SPRING HILL — Hoping to overcome a projected $1.3 million revenue shortfall, the Spring Hill Fire Rescue board will ask the county to levy a new tax on businesses within the fire district.
The tangible personal property tax would be similar to the tax that businesses outside of the district already pay to Hernando County. The tax would be on the value of any items inside a business that are used to conduct the business, such as shelving, computers and other equipment.
The tax would raise an estimated $300,000 to $500,000 to help fund the district through Sept. 30, 2011, according to the district's financial director, Terri McClanahan.
However, critics say the new tax would hurt businesses already struggling in a poor economy.
"This is not the way to go," said commissioner Rob Giammarco, who cast the lone dissenting vote Wednesday night. "We're at 13 percent unemployment (in the county). So now we're saying, "Hey, baby, we're going to sock it to you.' "
Commissioner Amy Brosnan, who supported the tax, said exemptions would ensure that only large businesses such as Wal-Mart, Best Buy and major chain restaurants would be affected.
"Sometimes we have to do things that aren't comfortable," she said. "I really doubt that small businesses will feel it."
The proposal would exempt the first $25,000 worth of equipment, meaning that many small businesses could avoid a heavy tax.
By contrast, the large retailers would pay more.
According to Nick Nikkinen of the Hernando County Property Appraiser's Office, Wal-Mart on U.S. 19 in 2008 paid $14,044 in tangible taxes on $2.5 million worth of property. He estimated that the store would pay the fire district an additional $5,857 if the new tax were imposed.

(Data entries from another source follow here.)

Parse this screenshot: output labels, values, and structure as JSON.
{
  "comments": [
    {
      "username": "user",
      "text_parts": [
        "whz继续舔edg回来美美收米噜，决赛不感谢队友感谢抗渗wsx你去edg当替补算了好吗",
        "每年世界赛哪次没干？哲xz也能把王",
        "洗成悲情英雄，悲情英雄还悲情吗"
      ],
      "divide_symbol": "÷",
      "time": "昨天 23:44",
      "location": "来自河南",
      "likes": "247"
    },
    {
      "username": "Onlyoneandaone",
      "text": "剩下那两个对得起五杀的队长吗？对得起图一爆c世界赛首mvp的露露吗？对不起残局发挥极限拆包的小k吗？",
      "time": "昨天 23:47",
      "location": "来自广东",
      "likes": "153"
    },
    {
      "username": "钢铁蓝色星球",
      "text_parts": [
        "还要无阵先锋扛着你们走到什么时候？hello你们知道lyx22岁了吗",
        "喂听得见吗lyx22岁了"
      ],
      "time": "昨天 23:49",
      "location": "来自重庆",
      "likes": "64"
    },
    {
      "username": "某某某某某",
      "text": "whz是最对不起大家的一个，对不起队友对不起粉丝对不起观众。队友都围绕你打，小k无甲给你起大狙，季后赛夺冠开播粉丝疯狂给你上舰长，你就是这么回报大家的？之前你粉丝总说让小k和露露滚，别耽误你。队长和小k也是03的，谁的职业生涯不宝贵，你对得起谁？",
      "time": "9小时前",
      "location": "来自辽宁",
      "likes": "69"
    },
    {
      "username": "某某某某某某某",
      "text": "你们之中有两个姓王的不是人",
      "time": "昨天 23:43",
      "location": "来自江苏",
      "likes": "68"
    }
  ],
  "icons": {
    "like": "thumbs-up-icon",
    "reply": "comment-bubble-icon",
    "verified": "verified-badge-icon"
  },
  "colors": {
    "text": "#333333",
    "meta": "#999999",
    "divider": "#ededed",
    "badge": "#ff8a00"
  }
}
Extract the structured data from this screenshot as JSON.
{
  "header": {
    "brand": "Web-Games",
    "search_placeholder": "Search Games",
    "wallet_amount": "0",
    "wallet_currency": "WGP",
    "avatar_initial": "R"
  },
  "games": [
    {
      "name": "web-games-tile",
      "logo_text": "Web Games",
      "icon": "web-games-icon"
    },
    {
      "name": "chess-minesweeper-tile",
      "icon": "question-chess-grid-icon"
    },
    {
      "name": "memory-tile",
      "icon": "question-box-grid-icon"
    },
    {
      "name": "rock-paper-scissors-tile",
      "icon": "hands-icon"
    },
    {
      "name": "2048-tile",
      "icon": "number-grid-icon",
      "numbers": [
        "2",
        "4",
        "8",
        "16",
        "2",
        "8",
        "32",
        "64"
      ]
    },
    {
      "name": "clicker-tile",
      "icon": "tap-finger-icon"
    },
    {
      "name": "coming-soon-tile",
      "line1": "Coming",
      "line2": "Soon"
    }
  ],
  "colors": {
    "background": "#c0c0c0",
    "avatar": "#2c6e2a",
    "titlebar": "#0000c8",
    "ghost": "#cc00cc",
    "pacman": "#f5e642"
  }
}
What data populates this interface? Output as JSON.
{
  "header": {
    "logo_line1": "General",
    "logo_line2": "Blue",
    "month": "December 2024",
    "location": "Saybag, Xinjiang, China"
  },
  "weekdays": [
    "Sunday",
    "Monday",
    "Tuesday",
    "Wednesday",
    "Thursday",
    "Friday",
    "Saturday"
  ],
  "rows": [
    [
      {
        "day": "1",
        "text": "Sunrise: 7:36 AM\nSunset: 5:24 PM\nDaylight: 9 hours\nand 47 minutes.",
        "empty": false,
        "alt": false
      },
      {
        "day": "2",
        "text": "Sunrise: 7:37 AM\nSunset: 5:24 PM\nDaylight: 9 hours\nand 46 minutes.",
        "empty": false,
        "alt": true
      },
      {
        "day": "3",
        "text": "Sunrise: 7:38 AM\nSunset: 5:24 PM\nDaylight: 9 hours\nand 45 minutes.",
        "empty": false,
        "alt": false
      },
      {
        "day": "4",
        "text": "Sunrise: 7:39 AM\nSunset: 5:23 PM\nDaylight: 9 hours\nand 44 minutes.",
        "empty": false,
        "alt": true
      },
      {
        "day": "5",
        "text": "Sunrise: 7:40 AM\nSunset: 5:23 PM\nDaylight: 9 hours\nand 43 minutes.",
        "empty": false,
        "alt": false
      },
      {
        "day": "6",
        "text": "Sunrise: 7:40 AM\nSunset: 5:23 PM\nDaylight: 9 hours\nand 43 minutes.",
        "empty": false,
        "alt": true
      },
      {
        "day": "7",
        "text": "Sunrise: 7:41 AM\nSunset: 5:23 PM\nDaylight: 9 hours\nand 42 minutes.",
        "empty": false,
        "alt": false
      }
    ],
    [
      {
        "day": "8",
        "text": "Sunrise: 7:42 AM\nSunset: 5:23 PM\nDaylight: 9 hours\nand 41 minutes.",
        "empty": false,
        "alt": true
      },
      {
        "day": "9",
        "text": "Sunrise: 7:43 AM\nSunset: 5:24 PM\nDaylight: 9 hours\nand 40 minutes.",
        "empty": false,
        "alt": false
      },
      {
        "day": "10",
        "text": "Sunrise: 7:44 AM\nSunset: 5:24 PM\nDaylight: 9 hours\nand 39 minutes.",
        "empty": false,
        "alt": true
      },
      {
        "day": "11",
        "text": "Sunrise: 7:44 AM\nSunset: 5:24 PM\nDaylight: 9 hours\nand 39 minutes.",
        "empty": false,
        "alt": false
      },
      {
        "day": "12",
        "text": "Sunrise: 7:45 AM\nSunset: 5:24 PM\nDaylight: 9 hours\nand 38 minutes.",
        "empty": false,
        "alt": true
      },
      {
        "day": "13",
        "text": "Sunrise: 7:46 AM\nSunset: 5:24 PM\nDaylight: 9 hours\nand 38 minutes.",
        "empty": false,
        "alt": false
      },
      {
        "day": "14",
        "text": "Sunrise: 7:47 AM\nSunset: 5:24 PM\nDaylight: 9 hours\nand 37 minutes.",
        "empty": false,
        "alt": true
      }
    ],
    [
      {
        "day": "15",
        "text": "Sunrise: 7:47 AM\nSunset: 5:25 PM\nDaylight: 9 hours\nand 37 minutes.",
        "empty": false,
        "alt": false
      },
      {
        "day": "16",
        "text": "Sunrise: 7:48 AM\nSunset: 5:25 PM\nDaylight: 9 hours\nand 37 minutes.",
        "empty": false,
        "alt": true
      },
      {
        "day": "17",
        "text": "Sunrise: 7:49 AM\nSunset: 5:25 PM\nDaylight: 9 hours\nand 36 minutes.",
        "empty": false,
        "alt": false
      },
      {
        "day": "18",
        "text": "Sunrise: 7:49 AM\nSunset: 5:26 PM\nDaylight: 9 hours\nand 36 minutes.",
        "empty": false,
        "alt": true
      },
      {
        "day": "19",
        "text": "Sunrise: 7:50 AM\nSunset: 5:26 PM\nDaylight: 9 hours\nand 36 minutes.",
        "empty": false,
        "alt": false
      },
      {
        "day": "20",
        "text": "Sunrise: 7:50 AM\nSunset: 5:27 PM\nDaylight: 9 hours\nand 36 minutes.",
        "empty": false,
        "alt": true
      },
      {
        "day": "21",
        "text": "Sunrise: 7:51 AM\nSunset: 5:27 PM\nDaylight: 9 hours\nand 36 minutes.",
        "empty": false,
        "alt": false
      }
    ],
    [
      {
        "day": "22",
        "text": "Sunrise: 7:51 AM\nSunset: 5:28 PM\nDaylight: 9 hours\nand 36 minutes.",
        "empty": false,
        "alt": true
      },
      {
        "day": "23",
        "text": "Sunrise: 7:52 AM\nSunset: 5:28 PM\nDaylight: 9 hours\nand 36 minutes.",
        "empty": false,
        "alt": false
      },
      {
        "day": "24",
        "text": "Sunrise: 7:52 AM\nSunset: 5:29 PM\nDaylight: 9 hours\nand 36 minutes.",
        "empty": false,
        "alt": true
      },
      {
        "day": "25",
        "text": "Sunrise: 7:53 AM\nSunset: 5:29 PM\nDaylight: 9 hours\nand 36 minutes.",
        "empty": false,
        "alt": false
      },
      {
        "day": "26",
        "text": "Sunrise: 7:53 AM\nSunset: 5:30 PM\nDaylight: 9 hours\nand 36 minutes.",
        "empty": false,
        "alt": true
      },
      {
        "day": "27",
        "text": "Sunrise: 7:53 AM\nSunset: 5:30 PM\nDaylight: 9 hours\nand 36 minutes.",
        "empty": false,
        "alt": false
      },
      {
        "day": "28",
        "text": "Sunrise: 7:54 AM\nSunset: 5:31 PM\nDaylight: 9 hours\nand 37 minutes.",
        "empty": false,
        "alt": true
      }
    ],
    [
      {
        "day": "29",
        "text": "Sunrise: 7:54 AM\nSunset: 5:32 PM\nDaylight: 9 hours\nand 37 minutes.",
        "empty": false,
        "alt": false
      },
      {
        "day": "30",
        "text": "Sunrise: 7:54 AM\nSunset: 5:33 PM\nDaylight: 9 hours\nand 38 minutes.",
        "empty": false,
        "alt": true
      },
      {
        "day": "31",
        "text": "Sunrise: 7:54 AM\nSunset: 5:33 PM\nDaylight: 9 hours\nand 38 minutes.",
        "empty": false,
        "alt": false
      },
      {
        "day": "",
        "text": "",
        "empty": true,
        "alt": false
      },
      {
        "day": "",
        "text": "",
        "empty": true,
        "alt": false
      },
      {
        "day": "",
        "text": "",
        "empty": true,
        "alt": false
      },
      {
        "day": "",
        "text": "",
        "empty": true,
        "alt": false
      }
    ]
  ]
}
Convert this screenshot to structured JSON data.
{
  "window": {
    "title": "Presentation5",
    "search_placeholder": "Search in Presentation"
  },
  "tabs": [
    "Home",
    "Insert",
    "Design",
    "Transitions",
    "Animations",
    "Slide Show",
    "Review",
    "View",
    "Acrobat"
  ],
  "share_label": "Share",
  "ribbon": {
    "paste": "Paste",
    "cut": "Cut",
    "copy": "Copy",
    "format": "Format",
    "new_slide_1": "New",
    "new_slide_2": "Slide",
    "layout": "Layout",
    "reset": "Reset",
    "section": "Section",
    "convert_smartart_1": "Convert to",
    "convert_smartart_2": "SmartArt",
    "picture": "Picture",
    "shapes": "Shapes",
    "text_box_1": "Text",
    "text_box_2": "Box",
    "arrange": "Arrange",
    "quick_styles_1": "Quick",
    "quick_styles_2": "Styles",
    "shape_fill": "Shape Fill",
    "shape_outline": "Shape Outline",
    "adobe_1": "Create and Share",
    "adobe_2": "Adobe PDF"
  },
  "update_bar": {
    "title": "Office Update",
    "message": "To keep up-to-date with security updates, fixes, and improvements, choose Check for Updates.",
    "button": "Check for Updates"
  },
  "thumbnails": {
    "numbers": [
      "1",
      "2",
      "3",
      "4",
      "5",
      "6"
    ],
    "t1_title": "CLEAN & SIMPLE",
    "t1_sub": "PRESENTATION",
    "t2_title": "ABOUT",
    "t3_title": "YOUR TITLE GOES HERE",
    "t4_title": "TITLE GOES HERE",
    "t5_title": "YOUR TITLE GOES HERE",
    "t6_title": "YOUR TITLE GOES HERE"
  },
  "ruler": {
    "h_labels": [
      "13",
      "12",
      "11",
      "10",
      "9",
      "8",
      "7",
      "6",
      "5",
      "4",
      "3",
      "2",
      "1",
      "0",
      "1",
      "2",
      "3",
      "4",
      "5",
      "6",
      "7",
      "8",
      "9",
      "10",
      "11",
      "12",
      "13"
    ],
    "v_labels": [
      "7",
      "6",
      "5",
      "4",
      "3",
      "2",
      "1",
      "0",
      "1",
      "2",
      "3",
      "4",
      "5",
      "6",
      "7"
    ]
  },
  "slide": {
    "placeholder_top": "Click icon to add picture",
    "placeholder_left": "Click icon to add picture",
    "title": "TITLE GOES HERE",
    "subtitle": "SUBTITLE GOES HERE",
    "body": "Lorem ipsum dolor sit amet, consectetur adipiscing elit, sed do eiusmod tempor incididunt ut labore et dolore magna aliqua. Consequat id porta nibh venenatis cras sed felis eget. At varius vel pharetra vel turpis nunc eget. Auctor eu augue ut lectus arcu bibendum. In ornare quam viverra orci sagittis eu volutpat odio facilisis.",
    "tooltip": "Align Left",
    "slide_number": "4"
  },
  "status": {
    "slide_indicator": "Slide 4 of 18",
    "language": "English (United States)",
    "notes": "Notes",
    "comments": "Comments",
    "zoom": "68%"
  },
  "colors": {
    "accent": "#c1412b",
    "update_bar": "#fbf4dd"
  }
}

Giammarco said he felt the fire board's decision to impose the tax was "shortsighted" and bypassed the more responsible route of having the district work harder to stay within its means.
Earlier this year, the board increased EMS fees to put the district more in line with the fire and rescue units in surrounding counties. It also was able to cut payroll by merging dispatch operations with the county.
However, last month county officials notified the district that the estimated tax revenues for 2009-10 would be down 11.2 percent. Officials had expected a 10 percent decline.
With about $1.4 million less in its general fund, McClanahan said she and Chief Michael Rampino looked for ways the district could avoid dipping into its reserves.
The tax, which would be levied at the district's current 2.268 millage rate, would be the most painless way because it would not affect homeowners and small businesses, she said.
Commission Chairman Leo Jacobs agreed, telling his fellow commissioners that he felt that businesses in Spring Hill should pay more to help the fire district that protects their property.
"Our generosity has come to an end," Jacobs said. "We need help."
Jacobs' words didn't please County Commission Chairman Dave Russell, a Spring Hill businessman, who said he plans to vote against the proposed tax, which is expected to come before the board at Tuesday's commission meeting.
"As a businessman, I was appalled by those words," Russell said. "This won't bode well with many businesses in Spring Hill."
Logan Neill can be reached at email@example.com or 848-1435.